- _What is expected_:
Below are some records; state how many of their lines contain the word "figure", and add nothing.

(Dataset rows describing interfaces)

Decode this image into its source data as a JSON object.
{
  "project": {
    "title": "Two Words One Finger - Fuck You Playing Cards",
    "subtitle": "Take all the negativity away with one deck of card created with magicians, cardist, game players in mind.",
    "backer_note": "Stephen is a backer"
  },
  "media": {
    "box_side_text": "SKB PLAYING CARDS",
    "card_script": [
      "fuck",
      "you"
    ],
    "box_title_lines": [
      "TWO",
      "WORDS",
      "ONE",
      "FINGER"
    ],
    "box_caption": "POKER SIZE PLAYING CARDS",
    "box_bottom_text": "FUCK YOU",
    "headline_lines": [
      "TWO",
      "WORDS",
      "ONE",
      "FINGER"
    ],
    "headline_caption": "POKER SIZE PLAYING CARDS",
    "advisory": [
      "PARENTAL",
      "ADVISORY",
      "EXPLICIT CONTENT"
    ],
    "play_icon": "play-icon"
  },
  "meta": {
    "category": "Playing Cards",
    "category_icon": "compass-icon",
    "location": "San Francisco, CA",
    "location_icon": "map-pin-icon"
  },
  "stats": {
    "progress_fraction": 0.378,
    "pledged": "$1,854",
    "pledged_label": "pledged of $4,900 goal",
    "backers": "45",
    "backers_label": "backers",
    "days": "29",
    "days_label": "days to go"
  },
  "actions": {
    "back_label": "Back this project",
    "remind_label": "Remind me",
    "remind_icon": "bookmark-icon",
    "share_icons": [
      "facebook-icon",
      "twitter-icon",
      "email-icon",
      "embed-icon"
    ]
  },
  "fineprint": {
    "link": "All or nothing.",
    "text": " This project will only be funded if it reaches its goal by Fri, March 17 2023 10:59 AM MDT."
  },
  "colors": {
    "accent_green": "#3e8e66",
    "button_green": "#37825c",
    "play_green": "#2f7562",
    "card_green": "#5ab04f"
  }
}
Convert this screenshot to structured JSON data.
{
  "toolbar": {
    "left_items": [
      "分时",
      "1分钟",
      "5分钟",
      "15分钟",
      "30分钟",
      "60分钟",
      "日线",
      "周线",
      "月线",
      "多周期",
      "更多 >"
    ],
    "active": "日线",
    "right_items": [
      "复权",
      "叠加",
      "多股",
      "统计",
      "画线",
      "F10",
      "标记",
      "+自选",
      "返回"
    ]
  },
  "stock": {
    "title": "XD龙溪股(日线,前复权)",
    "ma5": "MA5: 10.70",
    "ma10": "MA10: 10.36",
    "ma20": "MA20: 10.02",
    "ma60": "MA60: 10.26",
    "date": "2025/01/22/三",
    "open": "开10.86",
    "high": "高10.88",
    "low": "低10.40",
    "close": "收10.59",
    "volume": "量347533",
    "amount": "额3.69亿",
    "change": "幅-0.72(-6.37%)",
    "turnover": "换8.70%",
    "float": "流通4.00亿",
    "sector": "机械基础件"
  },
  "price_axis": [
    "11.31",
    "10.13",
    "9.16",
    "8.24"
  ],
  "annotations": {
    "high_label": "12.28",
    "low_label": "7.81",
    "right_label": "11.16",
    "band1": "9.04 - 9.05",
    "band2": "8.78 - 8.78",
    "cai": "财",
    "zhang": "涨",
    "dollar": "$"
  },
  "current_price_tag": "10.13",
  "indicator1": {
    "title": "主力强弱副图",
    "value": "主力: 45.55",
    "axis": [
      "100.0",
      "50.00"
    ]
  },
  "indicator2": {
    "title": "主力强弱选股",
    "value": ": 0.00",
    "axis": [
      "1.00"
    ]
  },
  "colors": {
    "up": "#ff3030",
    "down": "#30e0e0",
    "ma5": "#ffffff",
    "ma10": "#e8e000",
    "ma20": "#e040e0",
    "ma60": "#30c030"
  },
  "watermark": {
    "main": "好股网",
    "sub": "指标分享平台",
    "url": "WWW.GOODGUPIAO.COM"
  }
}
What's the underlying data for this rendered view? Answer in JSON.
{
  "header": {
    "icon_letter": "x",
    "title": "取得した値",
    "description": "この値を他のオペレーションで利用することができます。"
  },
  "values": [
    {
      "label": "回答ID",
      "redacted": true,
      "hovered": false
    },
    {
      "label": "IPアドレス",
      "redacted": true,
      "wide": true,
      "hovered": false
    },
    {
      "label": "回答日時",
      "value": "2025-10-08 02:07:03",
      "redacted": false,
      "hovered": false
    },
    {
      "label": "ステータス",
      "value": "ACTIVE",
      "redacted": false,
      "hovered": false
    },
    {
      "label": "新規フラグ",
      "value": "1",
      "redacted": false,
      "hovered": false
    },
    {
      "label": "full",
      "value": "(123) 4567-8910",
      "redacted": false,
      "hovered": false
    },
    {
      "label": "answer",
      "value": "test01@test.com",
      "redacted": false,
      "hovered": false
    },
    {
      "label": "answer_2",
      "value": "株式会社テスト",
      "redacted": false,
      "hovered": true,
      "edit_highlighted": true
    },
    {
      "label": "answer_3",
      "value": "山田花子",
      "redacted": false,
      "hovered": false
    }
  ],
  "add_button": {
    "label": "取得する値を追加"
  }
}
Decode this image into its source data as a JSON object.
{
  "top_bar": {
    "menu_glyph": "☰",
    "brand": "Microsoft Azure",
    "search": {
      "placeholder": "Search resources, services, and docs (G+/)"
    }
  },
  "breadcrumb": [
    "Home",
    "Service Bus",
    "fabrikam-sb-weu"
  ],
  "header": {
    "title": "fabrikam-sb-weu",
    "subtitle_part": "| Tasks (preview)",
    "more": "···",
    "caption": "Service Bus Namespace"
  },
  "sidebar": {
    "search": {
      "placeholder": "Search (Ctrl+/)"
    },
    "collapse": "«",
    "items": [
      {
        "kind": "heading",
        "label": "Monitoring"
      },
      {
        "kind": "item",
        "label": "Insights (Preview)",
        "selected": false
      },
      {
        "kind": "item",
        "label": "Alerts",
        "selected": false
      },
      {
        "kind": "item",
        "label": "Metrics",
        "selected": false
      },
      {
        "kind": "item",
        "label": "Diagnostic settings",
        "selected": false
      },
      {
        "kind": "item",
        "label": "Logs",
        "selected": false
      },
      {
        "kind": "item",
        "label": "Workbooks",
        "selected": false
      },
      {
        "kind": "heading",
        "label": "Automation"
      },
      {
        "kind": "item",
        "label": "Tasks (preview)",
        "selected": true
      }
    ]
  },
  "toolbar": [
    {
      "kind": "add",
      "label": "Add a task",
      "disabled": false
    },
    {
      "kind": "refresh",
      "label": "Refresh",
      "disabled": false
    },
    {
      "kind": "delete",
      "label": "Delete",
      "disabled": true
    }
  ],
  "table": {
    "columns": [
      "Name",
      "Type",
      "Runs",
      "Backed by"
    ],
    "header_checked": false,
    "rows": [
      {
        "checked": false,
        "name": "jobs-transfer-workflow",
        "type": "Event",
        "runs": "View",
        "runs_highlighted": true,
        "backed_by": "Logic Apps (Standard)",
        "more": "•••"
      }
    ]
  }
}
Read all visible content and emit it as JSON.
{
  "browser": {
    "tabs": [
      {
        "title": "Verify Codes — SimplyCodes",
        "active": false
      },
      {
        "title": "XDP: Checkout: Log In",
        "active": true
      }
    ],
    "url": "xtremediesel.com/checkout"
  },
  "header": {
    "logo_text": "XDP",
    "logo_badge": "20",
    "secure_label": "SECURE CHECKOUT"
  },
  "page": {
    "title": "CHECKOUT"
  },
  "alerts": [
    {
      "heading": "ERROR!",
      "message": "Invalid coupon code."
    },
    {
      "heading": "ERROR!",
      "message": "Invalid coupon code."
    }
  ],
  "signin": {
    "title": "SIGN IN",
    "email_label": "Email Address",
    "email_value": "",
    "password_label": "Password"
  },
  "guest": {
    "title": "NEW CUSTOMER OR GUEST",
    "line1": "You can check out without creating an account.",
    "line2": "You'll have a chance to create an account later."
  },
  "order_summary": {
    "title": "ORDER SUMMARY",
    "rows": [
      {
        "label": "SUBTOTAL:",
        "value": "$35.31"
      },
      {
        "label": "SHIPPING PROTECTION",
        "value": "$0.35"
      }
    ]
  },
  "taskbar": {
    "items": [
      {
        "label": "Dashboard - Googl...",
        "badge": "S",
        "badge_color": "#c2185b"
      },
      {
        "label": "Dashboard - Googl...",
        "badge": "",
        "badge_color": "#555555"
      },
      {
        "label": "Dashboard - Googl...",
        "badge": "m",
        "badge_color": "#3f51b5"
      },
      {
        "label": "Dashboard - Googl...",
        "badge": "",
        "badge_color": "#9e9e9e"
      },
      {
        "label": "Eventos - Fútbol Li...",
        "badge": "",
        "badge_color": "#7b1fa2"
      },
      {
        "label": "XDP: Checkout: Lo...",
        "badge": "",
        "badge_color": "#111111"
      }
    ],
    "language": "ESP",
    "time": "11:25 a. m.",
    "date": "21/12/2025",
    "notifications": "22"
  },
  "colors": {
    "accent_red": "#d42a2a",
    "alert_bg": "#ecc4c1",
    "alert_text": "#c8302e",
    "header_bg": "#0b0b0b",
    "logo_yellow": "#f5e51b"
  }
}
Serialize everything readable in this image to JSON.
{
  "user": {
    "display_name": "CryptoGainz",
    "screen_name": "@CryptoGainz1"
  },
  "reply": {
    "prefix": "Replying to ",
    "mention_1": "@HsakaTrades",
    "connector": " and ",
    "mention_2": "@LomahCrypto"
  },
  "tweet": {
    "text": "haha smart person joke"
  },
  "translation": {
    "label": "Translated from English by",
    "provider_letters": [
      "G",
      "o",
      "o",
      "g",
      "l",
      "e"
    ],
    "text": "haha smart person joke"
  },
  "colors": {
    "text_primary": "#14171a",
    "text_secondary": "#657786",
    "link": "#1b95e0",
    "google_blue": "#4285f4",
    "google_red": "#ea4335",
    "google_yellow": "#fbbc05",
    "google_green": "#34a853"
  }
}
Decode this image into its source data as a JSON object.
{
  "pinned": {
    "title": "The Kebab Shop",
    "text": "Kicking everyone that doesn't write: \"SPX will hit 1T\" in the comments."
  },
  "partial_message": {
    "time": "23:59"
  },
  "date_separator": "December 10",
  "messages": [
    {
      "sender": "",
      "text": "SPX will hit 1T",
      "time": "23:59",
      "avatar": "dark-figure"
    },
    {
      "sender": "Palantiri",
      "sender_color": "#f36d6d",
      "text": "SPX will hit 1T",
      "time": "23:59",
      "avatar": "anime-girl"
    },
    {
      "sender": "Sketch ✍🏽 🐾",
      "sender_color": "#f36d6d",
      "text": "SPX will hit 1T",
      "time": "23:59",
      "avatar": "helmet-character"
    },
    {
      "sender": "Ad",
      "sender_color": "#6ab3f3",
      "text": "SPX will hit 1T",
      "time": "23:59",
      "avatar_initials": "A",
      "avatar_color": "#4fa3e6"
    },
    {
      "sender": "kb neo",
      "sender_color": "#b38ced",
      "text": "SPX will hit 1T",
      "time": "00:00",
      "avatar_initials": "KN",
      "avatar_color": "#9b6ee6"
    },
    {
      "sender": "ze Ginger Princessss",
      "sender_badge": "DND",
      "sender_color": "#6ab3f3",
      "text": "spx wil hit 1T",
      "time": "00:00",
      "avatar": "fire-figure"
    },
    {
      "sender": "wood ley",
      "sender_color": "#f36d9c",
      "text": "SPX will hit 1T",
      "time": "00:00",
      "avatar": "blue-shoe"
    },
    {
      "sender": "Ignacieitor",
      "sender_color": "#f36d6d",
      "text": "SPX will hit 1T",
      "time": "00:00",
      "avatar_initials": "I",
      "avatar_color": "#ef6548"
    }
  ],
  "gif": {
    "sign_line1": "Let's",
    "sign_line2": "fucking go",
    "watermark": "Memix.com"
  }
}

- _Problem solution_:
2